• _EXERCISE_: What lines in the listing below hold the string "modules"? Please copy them out.

• _SUPPLIED RECORDS_:

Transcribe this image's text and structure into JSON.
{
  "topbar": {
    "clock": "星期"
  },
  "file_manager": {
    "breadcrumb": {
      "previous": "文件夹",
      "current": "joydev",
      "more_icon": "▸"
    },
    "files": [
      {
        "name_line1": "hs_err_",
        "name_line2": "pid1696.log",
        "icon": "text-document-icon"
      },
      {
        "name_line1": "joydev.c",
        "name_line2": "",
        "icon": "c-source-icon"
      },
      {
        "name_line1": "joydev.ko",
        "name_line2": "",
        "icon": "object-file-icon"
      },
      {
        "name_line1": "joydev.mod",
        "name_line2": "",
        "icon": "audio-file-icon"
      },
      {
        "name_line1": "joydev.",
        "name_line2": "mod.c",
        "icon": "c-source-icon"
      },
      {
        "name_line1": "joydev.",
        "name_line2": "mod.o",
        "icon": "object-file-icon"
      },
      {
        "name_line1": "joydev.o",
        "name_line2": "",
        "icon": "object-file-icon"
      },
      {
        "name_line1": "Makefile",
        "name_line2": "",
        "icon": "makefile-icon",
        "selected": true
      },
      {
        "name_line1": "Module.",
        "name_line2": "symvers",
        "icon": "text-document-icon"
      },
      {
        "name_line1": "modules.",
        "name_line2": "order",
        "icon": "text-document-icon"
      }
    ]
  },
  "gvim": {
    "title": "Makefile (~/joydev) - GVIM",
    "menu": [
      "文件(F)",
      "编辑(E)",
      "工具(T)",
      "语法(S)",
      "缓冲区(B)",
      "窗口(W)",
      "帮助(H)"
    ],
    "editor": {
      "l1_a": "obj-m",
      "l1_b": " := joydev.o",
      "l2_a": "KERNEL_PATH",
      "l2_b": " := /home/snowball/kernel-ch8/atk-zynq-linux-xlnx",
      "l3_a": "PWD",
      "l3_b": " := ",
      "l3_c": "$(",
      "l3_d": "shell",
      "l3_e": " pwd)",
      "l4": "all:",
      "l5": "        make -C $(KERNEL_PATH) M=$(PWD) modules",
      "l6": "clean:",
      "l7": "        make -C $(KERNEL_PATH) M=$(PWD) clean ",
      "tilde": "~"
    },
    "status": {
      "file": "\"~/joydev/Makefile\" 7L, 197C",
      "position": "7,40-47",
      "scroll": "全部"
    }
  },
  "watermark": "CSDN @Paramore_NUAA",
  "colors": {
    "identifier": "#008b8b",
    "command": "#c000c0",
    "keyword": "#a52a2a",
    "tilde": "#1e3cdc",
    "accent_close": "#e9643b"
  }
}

• _TASK RESPONSE_:
        "name_line1": "modules.",
      "l5": "        make -C $(KERNEL_PATH) M=$(PWD) modules",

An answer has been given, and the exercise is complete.